Work instructions: What is needed is an exact copy of the entries below, with the pictures left out.

Dataset items:
——

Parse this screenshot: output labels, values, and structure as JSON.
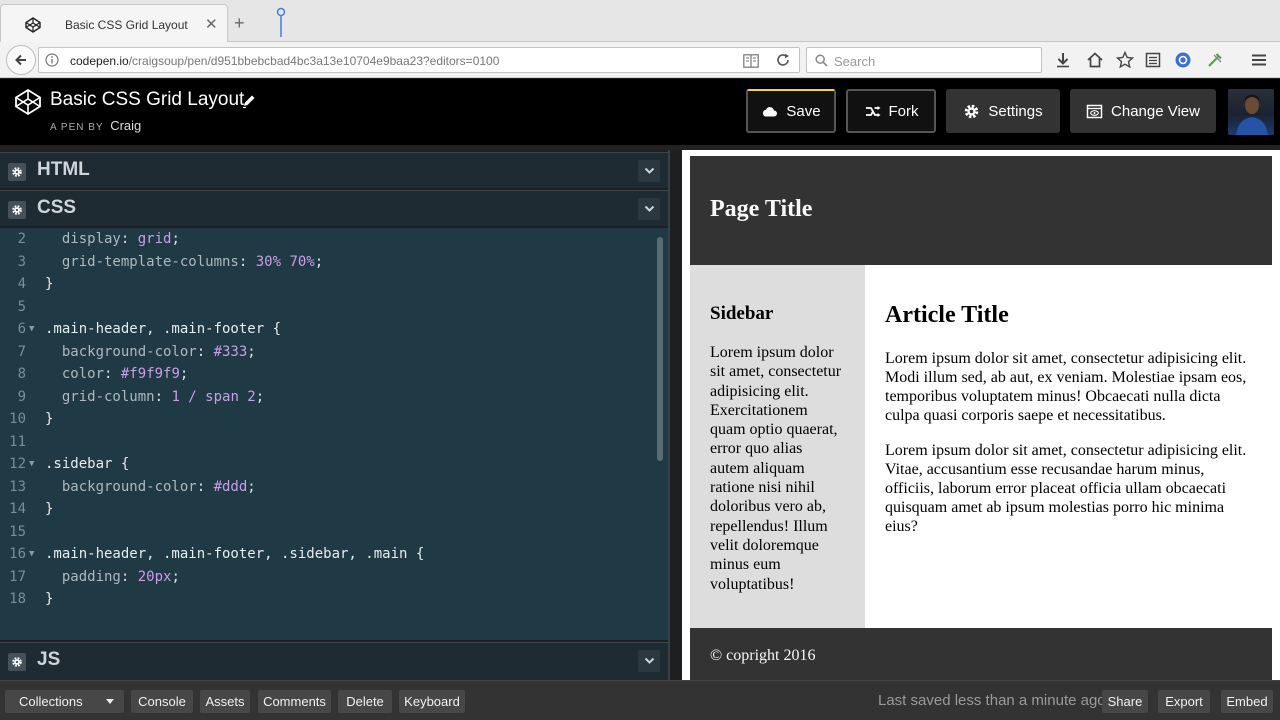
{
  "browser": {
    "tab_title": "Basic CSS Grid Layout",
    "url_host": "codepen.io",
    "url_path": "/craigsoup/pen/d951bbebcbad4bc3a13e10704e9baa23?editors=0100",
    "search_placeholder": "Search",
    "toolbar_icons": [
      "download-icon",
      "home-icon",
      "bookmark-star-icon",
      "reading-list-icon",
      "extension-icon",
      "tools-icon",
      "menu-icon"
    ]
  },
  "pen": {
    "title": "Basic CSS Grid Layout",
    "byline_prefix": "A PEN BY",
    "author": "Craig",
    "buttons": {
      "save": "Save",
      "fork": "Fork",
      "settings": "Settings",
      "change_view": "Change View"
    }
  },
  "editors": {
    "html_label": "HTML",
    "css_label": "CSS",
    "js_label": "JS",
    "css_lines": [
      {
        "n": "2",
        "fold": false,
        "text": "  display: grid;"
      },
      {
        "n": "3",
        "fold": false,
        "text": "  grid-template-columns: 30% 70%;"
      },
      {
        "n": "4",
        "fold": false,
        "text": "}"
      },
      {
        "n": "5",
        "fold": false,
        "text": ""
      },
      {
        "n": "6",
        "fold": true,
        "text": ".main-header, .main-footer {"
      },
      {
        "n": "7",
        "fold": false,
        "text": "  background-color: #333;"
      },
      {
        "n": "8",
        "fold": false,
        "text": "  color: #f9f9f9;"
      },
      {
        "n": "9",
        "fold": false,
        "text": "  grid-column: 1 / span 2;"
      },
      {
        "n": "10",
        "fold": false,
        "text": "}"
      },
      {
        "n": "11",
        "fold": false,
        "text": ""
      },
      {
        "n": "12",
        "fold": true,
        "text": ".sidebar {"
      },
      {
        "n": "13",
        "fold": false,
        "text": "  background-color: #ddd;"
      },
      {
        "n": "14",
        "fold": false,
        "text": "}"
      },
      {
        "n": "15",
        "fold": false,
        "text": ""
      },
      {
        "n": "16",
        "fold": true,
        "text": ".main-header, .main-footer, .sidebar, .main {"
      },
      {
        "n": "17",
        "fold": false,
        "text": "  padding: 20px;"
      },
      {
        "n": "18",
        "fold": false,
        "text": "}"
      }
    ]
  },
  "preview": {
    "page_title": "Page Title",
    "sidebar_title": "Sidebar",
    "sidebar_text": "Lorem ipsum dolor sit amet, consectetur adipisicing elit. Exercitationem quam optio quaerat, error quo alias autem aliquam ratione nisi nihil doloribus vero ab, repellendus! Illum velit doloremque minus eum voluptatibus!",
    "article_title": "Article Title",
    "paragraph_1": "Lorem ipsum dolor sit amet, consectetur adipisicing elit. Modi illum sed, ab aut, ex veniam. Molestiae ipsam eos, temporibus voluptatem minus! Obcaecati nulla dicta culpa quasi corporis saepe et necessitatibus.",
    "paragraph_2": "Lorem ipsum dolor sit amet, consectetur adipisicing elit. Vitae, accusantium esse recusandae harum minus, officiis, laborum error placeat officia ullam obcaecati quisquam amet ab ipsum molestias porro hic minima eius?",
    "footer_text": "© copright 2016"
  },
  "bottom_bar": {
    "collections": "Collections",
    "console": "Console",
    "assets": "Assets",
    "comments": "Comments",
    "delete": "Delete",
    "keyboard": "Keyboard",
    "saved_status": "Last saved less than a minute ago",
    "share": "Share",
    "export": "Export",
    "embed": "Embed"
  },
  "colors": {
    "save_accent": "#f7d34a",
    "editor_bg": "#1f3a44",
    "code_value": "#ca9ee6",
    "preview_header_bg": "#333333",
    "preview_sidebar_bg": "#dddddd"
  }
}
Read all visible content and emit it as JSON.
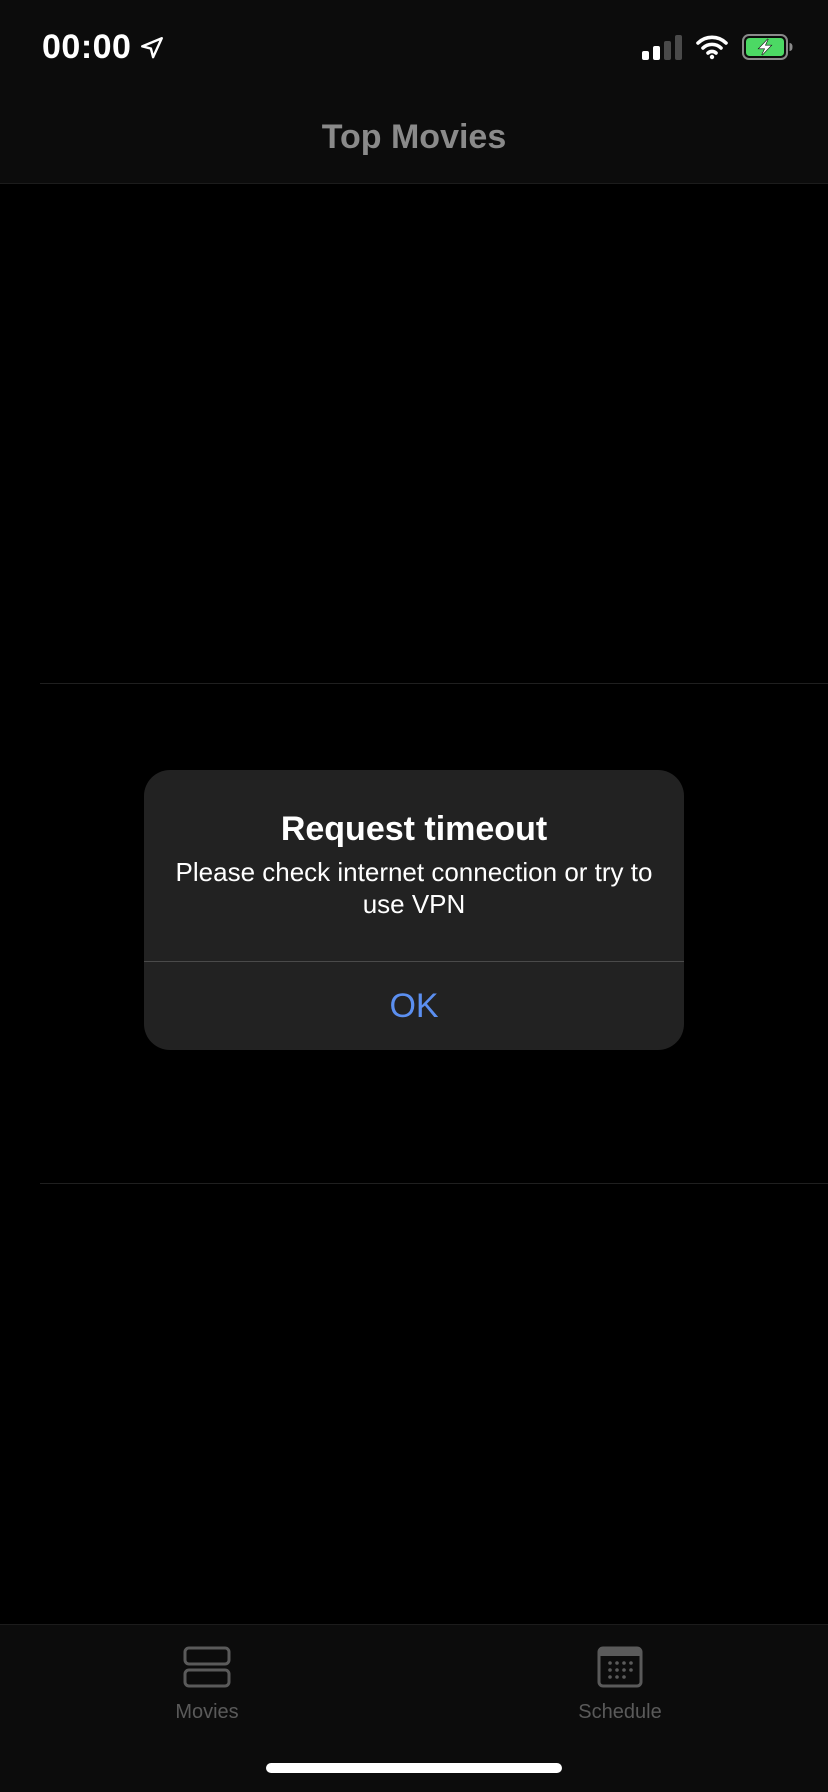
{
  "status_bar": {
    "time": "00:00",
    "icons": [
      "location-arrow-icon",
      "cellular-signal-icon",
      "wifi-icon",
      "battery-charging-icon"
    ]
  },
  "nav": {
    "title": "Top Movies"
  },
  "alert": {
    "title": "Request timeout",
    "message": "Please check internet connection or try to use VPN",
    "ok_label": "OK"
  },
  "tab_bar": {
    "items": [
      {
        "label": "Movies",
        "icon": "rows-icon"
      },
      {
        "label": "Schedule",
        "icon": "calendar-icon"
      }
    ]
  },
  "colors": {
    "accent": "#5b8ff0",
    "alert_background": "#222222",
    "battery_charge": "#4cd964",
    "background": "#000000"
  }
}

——

Exercise response:
Parse this screenshot: output labels, values, and structure as JSON.
{
  "browser": {
    "tab_title": "Basic CSS Grid Layout",
    "url_host": "codepen.io",
    "url_path": "/craigsoup/pen/d951bbebcbad4bc3a13e10704e9baa23?editors=0100",
    "search_placeholder": "Search",
    "toolbar_icons": [
      "download-icon",
      "home-icon",
      "bookmark-star-icon",
      "reading-list-icon",
      "extension-icon",
      "tools-icon",
      "menu-icon"
    ]
  },
  "pen": {
    "title": "Basic CSS Grid Layout",
    "byline_prefix": "A PEN BY",
    "author": "Craig",
    "buttons": {
      "save": "Save",
      "fork": "Fork",
      "settings": "Settings",
      "change_view": "Change View"
    }
  },
  "editors": {
    "html_label": "HTML",
    "css_label": "CSS",
    "js_label": "JS",
    "css_lines": [
      {
        "n": "2",
        "fold": false,
        "text": "  display: grid;"
      },
      {
        "n": "3",
        "fold": false,
        "text": "  grid-template-columns: 30% 70%;"
      },
      {
        "n": "4",
        "fold": false,
        "text": "}"
      },
      {
        "n": "5",
        "fold": false,
        "text": ""
      },
      {
        "n": "6",
        "fold": true,
        "text": ".main-header, .main-footer {"
      },
      {
        "n": "7",
        "fold": false,
        "text": "  background-color: #333;"
      },
      {
        "n": "8",
        "fold": false,
        "text": "  color: #f9f9f9;"
      },
      {
        "n": "9",
        "fold": false,
        "text": "  grid-column: 1 / span 2;"
      },
      {
        "n": "10",
        "fold": false,
        "text": "}"
      },
      {
        "n": "11",
        "fold": false,
        "text": ""
      },
      {
        "n": "12",
        "fold": true,
        "text": ".sidebar {"
      },
      {
        "n": "13",
        "fold": false,
        "text": "  background-color: #ddd;"
      },
      {
        "n": "14",
        "fold": false,
        "text": "}"
      },
      {
        "n": "15",
        "fold": false,
        "text": ""
      },
      {
        "n": "16",
        "fold": true,
        "text": ".main-header, .main-footer, .sidebar, .main {"
      },
      {
        "n": "17",
        "fold": false,
        "text": "  padding: 20px;"
      },
      {
        "n": "18",
        "fold": false,
        "text": "}"
      }
    ]
  },
  "preview": {
    "page_title": "Page Title",
    "sidebar_title": "Sidebar",
    "sidebar_text": "Lorem ipsum dolor sit amet, consectetur adipisicing elit. Exercitationem quam optio quaerat, error quo alias autem aliquam ratione nisi nihil doloribus vero ab, repellendus! Illum velit doloremque minus eum voluptatibus!",
    "article_title": "Article Title",
    "paragraph_1": "Lorem ipsum dolor sit amet, consectetur adipisicing elit. Modi illum sed, ab aut, ex veniam. Molestiae ipsam eos, temporibus voluptatem minus! Obcaecati nulla dicta culpa quasi corporis saepe et necessitatibus.",
    "paragraph_2": "Lorem ipsum dolor sit amet, consectetur adipisicing elit. Vitae, accusantium esse recusandae harum minus, officiis, laborum error placeat officia ullam obcaecati quisquam amet ab ipsum molestias porro hic minima eius?",
    "footer_text": "© copright 2016"
  },
  "bottom_bar": {
    "collections": "Collections",
    "console": "Console",
    "assets": "Assets",
    "comments": "Comments",
    "delete": "Delete",
    "keyboard": "Keyboard",
    "saved_status": "Last saved less than a minute ago",
    "share": "Share",
    "export": "Export",
    "embed": "Embed"
  },
  "colors": {
    "save_accent": "#f7d34a",
    "editor_bg": "#1f3a44",
    "code_value": "#ca9ee6",
    "preview_header_bg": "#333333",
    "preview_sidebar_bg": "#dddddd"
  }
}
Read all visible content and emit it as JSON.
{
  "status_bar": {
    "time": "00:00",
    "icons": [
      "location-arrow-icon",
      "cellular-signal-icon",
      "wifi-icon",
      "battery-charging-icon"
    ]
  },
  "nav": {
    "title": "Top Movies"
  },
  "alert": {
    "title": "Request timeout",
    "message": "Please check internet connection or try to use VPN",
    "ok_label": "OK"
  },
  "tab_bar": {
    "items": [
      {
        "label": "Movies",
        "icon": "rows-icon"
      },
      {
        "label": "Schedule",
        "icon": "calendar-icon"
      }
    ]
  },
  "colors": {
    "accent": "#5b8ff0",
    "alert_background": "#222222",
    "battery_charge": "#4cd964",
    "background": "#000000"
  }
}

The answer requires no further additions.